* _Problem description_
Retype every line below precisely as it appears.

────

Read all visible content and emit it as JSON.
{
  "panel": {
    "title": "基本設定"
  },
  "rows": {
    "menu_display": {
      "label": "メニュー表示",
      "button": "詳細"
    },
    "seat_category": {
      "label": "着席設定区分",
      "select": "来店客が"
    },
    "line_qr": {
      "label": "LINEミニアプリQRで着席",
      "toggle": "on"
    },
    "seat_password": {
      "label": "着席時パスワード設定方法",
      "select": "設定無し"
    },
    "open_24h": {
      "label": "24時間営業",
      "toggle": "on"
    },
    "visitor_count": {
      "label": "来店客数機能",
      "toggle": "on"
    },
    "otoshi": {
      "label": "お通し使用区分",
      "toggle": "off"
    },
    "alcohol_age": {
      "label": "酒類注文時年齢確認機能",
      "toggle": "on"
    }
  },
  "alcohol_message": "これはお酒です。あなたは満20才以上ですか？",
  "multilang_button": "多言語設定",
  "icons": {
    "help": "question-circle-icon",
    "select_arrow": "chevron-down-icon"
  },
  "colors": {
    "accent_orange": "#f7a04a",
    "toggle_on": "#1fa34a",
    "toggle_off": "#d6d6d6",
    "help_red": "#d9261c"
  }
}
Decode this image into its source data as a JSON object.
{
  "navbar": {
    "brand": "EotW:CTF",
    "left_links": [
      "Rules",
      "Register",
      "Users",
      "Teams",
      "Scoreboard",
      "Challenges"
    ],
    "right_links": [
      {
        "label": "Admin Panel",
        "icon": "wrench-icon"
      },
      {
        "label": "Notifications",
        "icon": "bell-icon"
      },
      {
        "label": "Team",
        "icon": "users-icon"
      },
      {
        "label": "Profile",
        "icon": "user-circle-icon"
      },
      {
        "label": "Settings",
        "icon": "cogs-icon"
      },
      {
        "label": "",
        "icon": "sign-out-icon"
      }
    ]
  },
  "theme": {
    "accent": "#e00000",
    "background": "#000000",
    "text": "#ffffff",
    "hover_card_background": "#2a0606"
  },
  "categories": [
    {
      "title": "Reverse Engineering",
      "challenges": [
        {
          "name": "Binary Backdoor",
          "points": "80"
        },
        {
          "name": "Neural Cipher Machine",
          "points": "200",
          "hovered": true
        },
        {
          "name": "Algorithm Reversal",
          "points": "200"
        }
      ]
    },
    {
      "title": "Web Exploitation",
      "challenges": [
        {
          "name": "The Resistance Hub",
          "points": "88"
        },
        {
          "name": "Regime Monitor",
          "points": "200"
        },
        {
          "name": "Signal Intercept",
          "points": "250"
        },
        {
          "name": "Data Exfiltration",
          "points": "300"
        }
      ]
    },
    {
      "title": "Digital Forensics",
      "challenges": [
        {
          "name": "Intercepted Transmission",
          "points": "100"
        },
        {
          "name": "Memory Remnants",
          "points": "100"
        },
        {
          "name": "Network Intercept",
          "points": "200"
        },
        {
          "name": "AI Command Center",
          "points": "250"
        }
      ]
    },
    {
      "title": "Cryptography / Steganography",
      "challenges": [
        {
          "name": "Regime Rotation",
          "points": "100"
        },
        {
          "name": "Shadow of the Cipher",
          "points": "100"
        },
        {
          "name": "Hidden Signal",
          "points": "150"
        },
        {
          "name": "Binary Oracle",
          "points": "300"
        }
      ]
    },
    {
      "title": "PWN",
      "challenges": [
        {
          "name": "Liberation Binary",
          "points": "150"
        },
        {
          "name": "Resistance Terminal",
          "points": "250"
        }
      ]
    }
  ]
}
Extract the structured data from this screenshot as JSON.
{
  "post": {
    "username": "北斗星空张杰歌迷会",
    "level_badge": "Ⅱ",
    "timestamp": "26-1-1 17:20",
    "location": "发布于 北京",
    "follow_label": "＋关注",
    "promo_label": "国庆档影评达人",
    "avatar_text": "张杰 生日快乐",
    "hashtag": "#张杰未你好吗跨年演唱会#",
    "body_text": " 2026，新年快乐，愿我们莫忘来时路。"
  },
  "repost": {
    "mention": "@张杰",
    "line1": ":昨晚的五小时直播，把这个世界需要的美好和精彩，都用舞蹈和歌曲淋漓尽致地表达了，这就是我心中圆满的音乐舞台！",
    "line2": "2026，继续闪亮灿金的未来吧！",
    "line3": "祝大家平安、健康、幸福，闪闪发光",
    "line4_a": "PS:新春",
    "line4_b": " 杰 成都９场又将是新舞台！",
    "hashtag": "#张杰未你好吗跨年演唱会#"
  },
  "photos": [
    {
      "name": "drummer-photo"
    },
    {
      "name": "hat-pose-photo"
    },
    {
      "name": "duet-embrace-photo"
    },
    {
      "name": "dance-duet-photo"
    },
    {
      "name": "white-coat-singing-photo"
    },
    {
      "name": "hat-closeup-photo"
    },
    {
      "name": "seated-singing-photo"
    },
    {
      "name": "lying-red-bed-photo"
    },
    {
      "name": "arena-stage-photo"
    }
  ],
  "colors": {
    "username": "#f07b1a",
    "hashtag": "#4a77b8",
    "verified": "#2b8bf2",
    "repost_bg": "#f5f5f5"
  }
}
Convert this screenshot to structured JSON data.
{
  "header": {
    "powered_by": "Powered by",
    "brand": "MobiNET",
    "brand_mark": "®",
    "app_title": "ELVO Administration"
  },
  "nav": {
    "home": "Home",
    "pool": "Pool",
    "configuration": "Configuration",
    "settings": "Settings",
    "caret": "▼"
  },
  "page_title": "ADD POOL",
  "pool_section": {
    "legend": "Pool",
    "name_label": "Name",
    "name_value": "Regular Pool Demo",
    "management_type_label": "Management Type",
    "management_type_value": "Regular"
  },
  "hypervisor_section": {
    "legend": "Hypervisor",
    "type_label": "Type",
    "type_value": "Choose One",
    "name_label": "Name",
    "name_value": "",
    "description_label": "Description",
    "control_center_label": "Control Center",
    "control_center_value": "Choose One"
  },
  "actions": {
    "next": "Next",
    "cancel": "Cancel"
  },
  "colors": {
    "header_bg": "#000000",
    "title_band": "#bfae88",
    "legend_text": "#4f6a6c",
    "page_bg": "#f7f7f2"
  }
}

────

* _Your solution_
Read all visible content and emit it as JSON.
{
  "panel": {
    "title": "基本設定"
  },
  "rows": {
    "menu_display": {
      "label": "メニュー表示",
      "button": "詳細"
    },
    "seat_category": {
      "label": "着席設定区分",
      "select": "来店客が"
    },
    "line_qr": {
      "label": "LINEミニアプリQRで着席",
      "toggle": "on"
    },
    "seat_password": {
      "label": "着席時パスワード設定方法",
      "select": "設定無し"
    },
    "open_24h": {
      "label": "24時間営業",
      "toggle": "on"
    },
    "visitor_count": {
      "label": "来店客数機能",
      "toggle": "on"
    },
    "otoshi": {
      "label": "お通し使用区分",
      "toggle": "off"
    },
    "alcohol_age": {
      "label": "酒類注文時年齢確認機能",
      "toggle": "on"
    }
  },
  "alcohol_message": "これはお酒です。あなたは満20才以上ですか？",
  "multilang_button": "多言語設定",
  "icons": {
    "help": "question-circle-icon",
    "select_arrow": "chevron-down-icon"
  },
  "colors": {
    "accent_orange": "#f7a04a",
    "toggle_on": "#1fa34a",
    "toggle_off": "#d6d6d6",
    "help_red": "#d9261c"
  }
}
Decode this image into its source data as a JSON object.
{
  "navbar": {
    "brand": "EotW:CTF",
    "left_links": [
      "Rules",
      "Register",
      "Users",
      "Teams",
      "Scoreboard",
      "Challenges"
    ],
    "right_links": [
      {
        "label": "Admin Panel",
        "icon": "wrench-icon"
      },
      {
        "label": "Notifications",
        "icon": "bell-icon"
      },
      {
        "label": "Team",
        "icon": "users-icon"
      },
      {
        "label": "Profile",
        "icon": "user-circle-icon"
      },
      {
        "label": "Settings",
        "icon": "cogs-icon"
      },
      {
        "label": "",
        "icon": "sign-out-icon"
      }
    ]
  },
  "theme": {
    "accent": "#e00000",
    "background": "#000000",
    "text": "#ffffff",
    "hover_card_background": "#2a0606"
  },
  "categories": [
    {
      "title": "Reverse Engineering",
      "challenges": [
        {
          "name": "Binary Backdoor",
          "points": "80"
        },
        {
          "name": "Neural Cipher Machine",
          "points": "200",
          "hovered": true
        },
        {
          "name": "Algorithm Reversal",
          "points": "200"
        }
      ]
    },
    {
      "title": "Web Exploitation",
      "challenges": [
        {
          "name": "The Resistance Hub",
          "points": "88"
        },
        {
          "name": "Regime Monitor",
          "points": "200"
        },
        {
          "name": "Signal Intercept",
          "points": "250"
        },
        {
          "name": "Data Exfiltration",
          "points": "300"
        }
      ]
    },
    {
      "title": "Digital Forensics",
      "challenges": [
        {
          "name": "Intercepted Transmission",
          "points": "100"
        },
        {
          "name": "Memory Remnants",
          "points": "100"
        },
        {
          "name": "Network Intercept",
          "points": "200"
        },
        {
          "name": "AI Command Center",
          "points": "250"
        }
      ]
    },
    {
      "title": "Cryptography / Steganography",
      "challenges": [
        {
          "name": "Regime Rotation",
          "points": "100"
        },
        {
          "name": "Shadow of the Cipher",
          "points": "100"
        },
        {
          "name": "Hidden Signal",
          "points": "150"
        },
        {
          "name": "Binary Oracle",
          "points": "300"
        }
      ]
    },
    {
      "title": "PWN",
      "challenges": [
        {
          "name": "Liberation Binary",
          "points": "150"
        },
        {
          "name": "Resistance Terminal",
          "points": "250"
        }
      ]
    }
  ]
}
Extract the structured data from this screenshot as JSON.
{
  "post": {
    "username": "北斗星空张杰歌迷会",
    "level_badge": "Ⅱ",
    "timestamp": "26-1-1 17:20",
    "location": "发布于 北京",
    "follow_label": "＋关注",
    "promo_label": "国庆档影评达人",
    "avatar_text": "张杰 生日快乐",
    "hashtag": "#张杰未你好吗跨年演唱会#",
    "body_text": " 2026，新年快乐，愿我们莫忘来时路。"
  },
  "repost": {
    "mention": "@张杰",
    "line1": ":昨晚的五小时直播，把这个世界需要的美好和精彩，都用舞蹈和歌曲淋漓尽致地表达了，这就是我心中圆满的音乐舞台！",
    "line2": "2026，继续闪亮灿金的未来吧！",
    "line3": "祝大家平安、健康、幸福，闪闪发光",
    "line4_a": "PS:新春",
    "line4_b": " 杰 成都９场又将是新舞台！",
    "hashtag": "#张杰未你好吗跨年演唱会#"
  },
  "photos": [
    {
      "name": "drummer-photo"
    },
    {
      "name": "hat-pose-photo"
    },
    {
      "name": "duet-embrace-photo"
    },
    {
      "name": "dance-duet-photo"
    },
    {
      "name": "white-coat-singing-photo"
    },
    {
      "name": "hat-closeup-photo"
    },
    {
      "name": "seated-singing-photo"
    },
    {
      "name": "lying-red-bed-photo"
    },
    {
      "name": "arena-stage-photo"
    }
  ],
  "colors": {
    "username": "#f07b1a",
    "hashtag": "#4a77b8",
    "verified": "#2b8bf2",
    "repost_bg": "#f5f5f5"
  }
}
Convert this screenshot to structured JSON data.
{
  "header": {
    "powered_by": "Powered by",
    "brand": "MobiNET",
    "brand_mark": "®",
    "app_title": "ELVO Administration"
  },
  "nav": {
    "home": "Home",
    "pool": "Pool",
    "configuration": "Configuration",
    "settings": "Settings",
    "caret": "▼"
  },
  "page_title": "ADD POOL",
  "pool_section": {
    "legend": "Pool",
    "name_label": "Name",
    "name_value": "Regular Pool Demo",
    "management_type_label": "Management Type",
    "management_type_value": "Regular"
  },
  "hypervisor_section": {
    "legend": "Hypervisor",
    "type_label": "Type",
    "type_value": "Choose One",
    "name_label": "Name",
    "name_value": "",
    "description_label": "Description",
    "control_center_label": "Control Center",
    "control_center_value": "Choose One"
  },
  "actions": {
    "next": "Next",
    "cancel": "Cancel"
  },
  "colors": {
    "header_bg": "#000000",
    "title_band": "#bfae88",
    "legend_text": "#4f6a6c",
    "page_bg": "#f7f7f2"
  }
}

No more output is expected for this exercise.